*Exercise:* In the entries that follow, find every line containing "Victoria" and copy it.

[Opening Data in this exercise section]

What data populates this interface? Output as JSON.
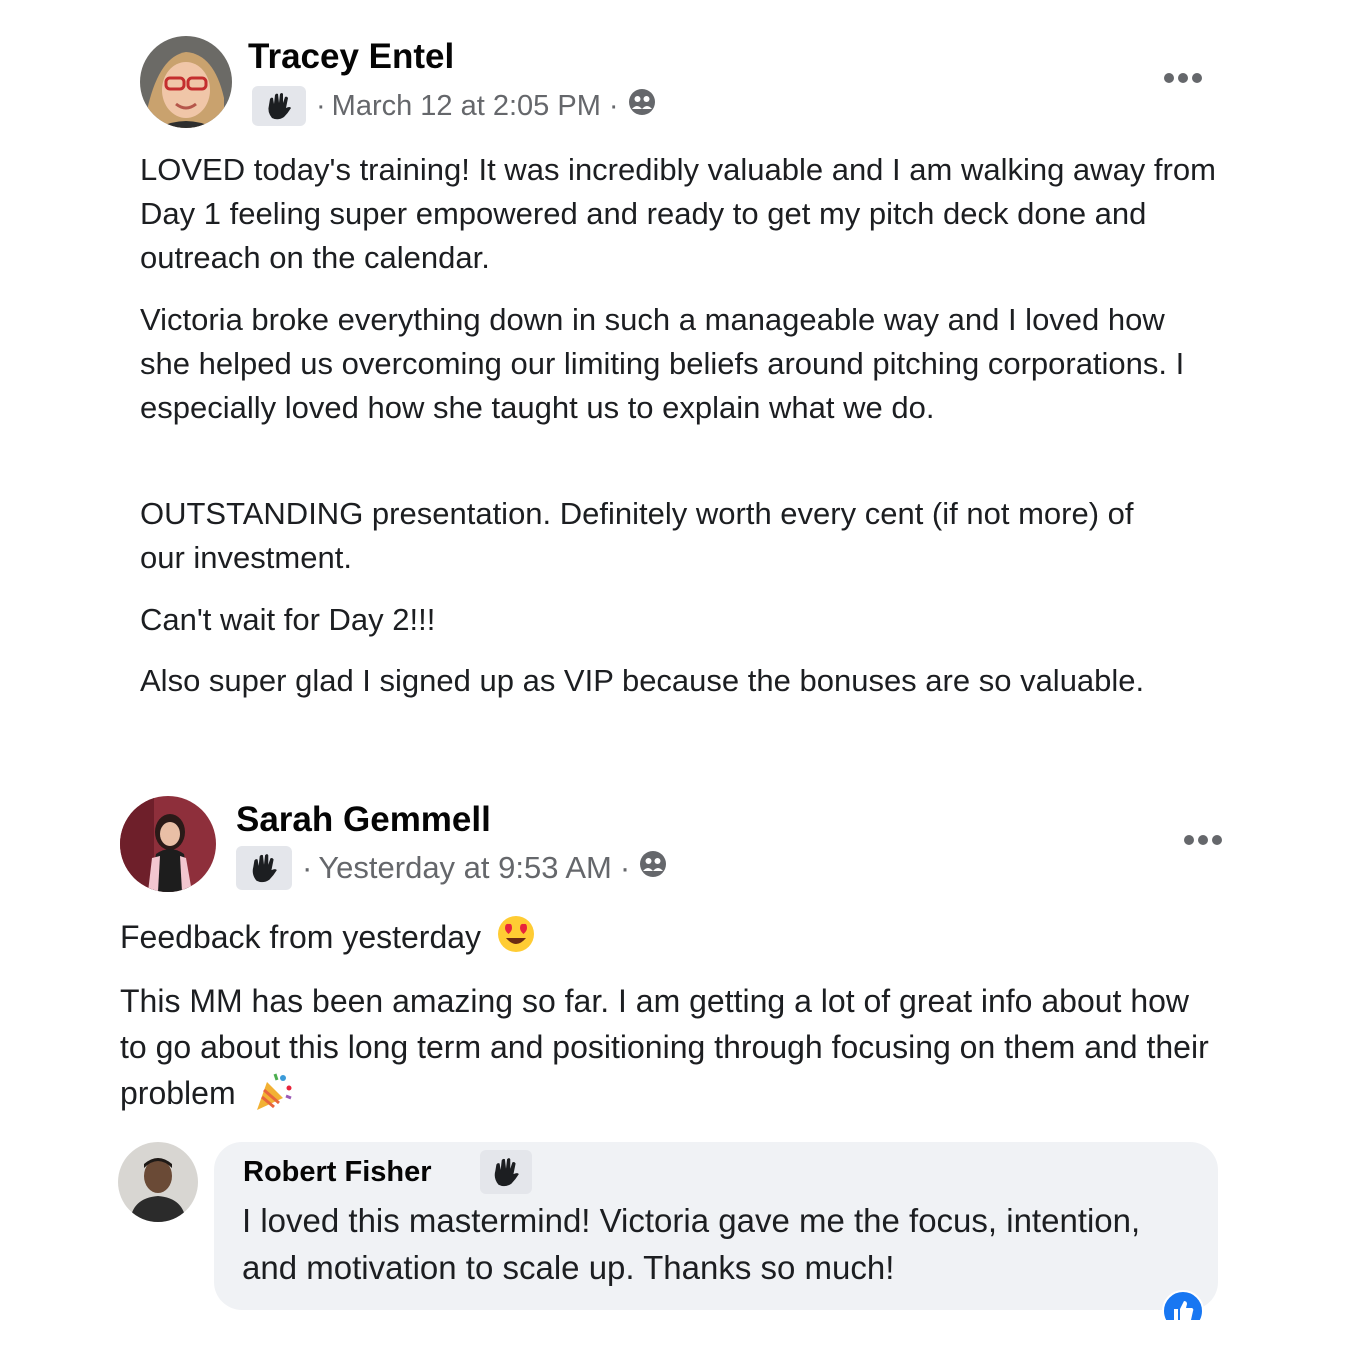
{
  "posts": [
    {
      "author": "Tracey Entel",
      "timestamp": "March 12 at 2:05 PM",
      "separator": "·",
      "badge_icon": "wave-hand-icon",
      "privacy_icon": "group-icon",
      "more_icon": "more-options-icon",
      "paragraphs": [
        "LOVED today's training! It was incredibly valuable and I am walking away from Day 1 feeling super empowered and ready to get my pitch deck done and outreach on the calendar.",
        "Victoria broke everything down in such a manageable way and I loved how she helped us overcoming our limiting beliefs around pitching corporations. I especially loved how she taught us to explain what we do.",
        "OUTSTANDING presentation. Definitely worth every cent (if not more) of our investment.",
        "Can't wait for Day 2!!!",
        "Also super glad I signed up as VIP because the bonuses are so valuable."
      ]
    },
    {
      "author": "Sarah Gemmell",
      "timestamp": "Yesterday at 9:53 AM",
      "separator": "·",
      "badge_icon": "wave-hand-icon",
      "privacy_icon": "group-icon",
      "more_icon": "more-options-icon",
      "paragraphs": [
        "Feedback from yesterday",
        "This MM has been amazing so far. I am getting a lot of great info about how to go about this long term and positioning through focusing on them and their problem"
      ],
      "emojis": [
        "heart-eyes-emoji",
        "party-popper-emoji"
      ]
    }
  ],
  "comment": {
    "author": "Robert Fisher",
    "text": "I loved this mastermind! Victoria gave me the focus, intention, and motivation to scale up. Thanks so much!",
    "badge_icon": "wave-hand-icon",
    "reaction_icon": "like-reaction-icon"
  },
  "colors": {
    "text": "#1c1e21",
    "meta": "#65676b",
    "comment_bg": "#f0f2f5",
    "like_blue": "#1877f2"
  }
}
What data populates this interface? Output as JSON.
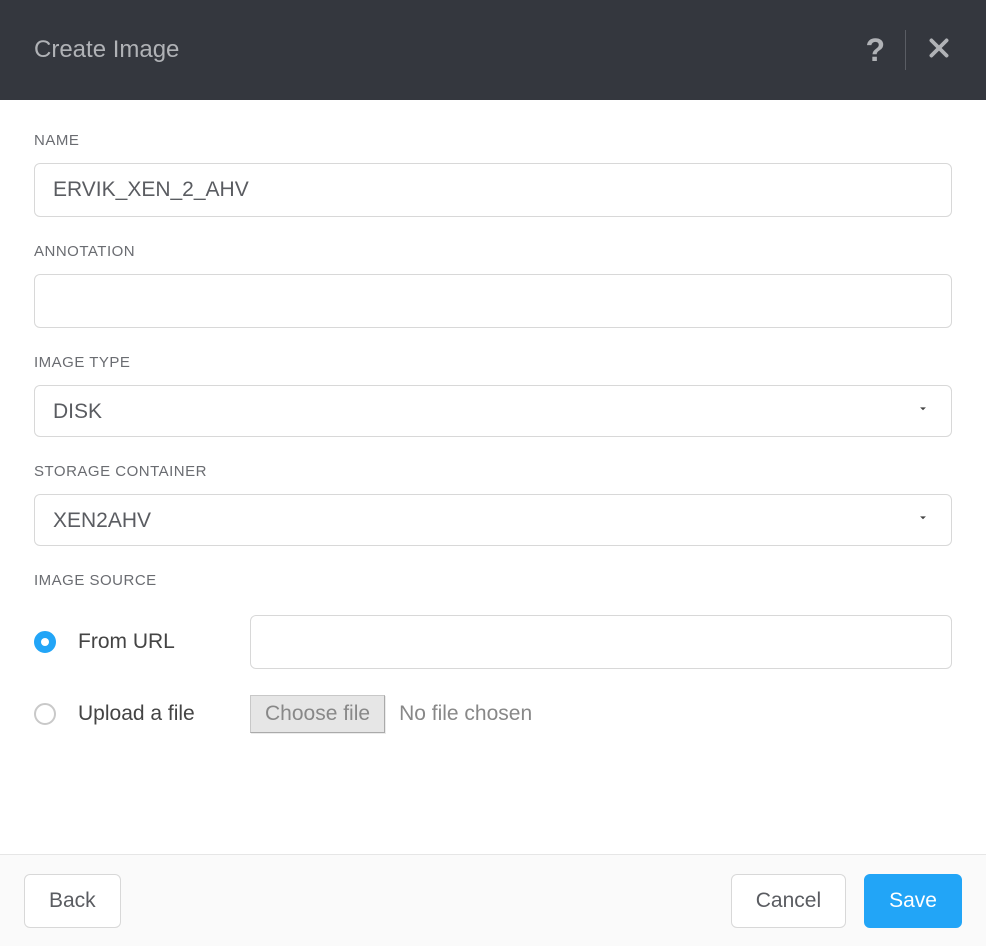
{
  "header": {
    "title": "Create Image"
  },
  "form": {
    "name": {
      "label": "NAME",
      "value": "ERVIK_XEN_2_AHV"
    },
    "annotation": {
      "label": "ANNOTATION",
      "value": ""
    },
    "imageType": {
      "label": "IMAGE TYPE",
      "value": "DISK"
    },
    "storageContainer": {
      "label": "STORAGE CONTAINER",
      "value": "XEN2AHV"
    },
    "imageSource": {
      "label": "IMAGE SOURCE",
      "selected": "url",
      "fromUrlLabel": "From URL",
      "urlValue": "",
      "uploadFileLabel": "Upload a file",
      "chooseFileButton": "Choose file",
      "noFileChosen": "No file chosen"
    }
  },
  "footer": {
    "back": "Back",
    "cancel": "Cancel",
    "save": "Save"
  }
}
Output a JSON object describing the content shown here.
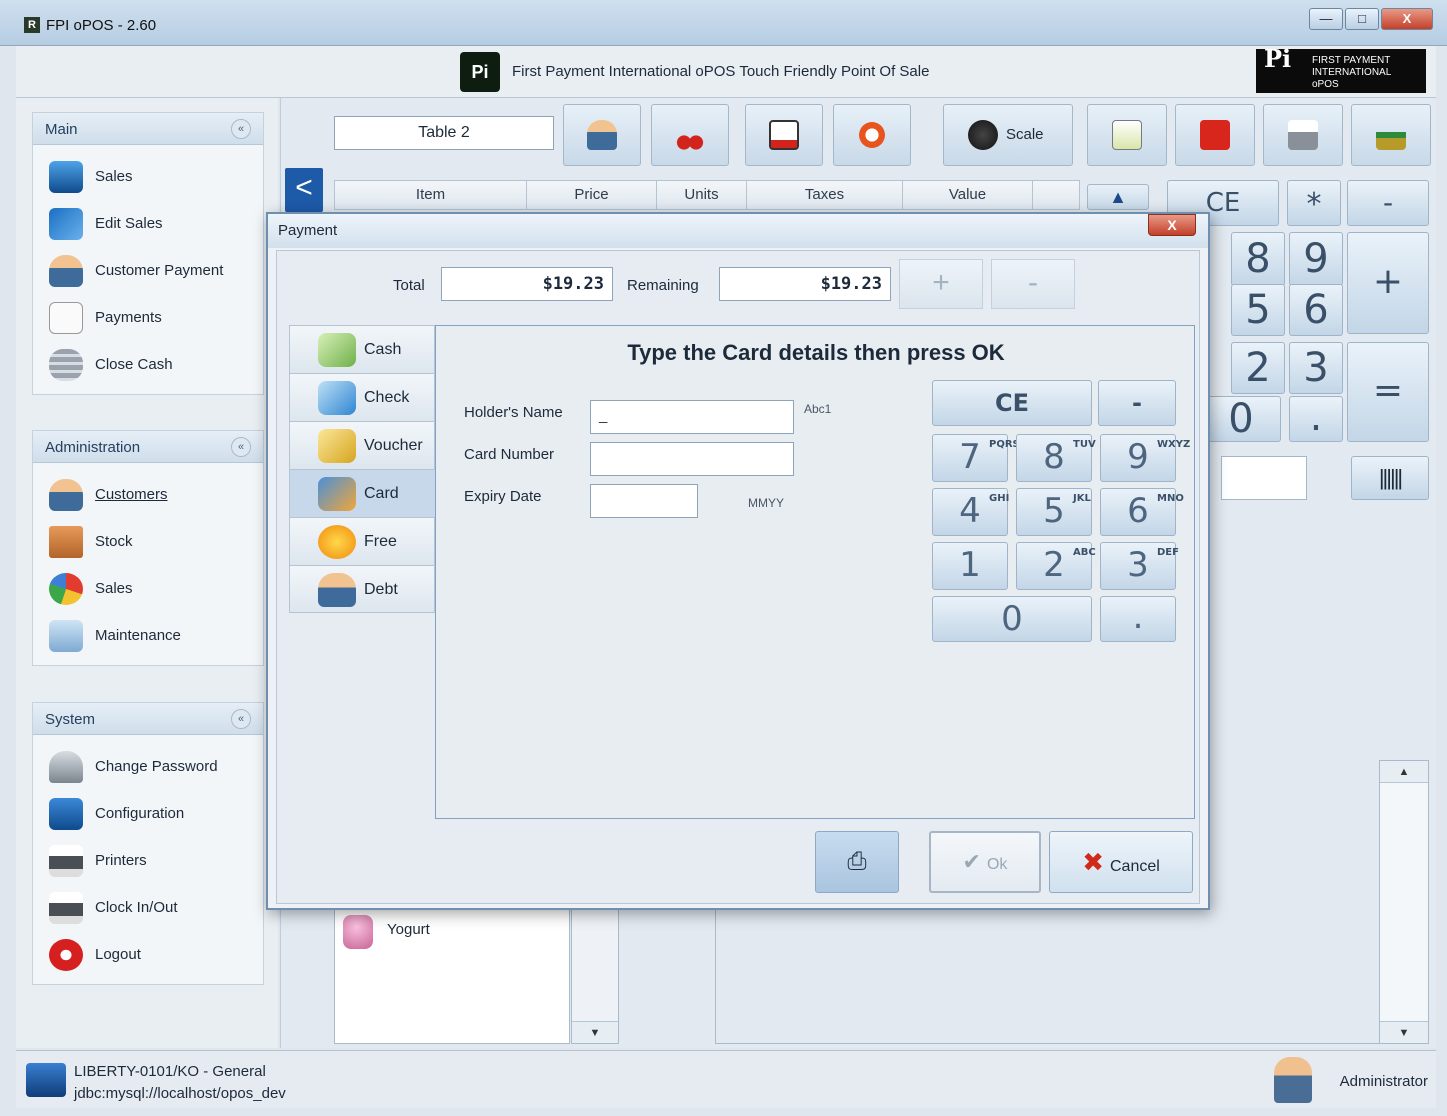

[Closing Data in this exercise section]

*Exercise result:*
        "Victoria broke everything down in such a manageable way and I loved how she helped us overcoming our limiting beliefs around pitching corporations. I especially loved how she taught us to explain what we do.",
    "text": "I loved this mastermind! Victoria gave me the focus, intention, and motivation to scale up. Thanks so much!",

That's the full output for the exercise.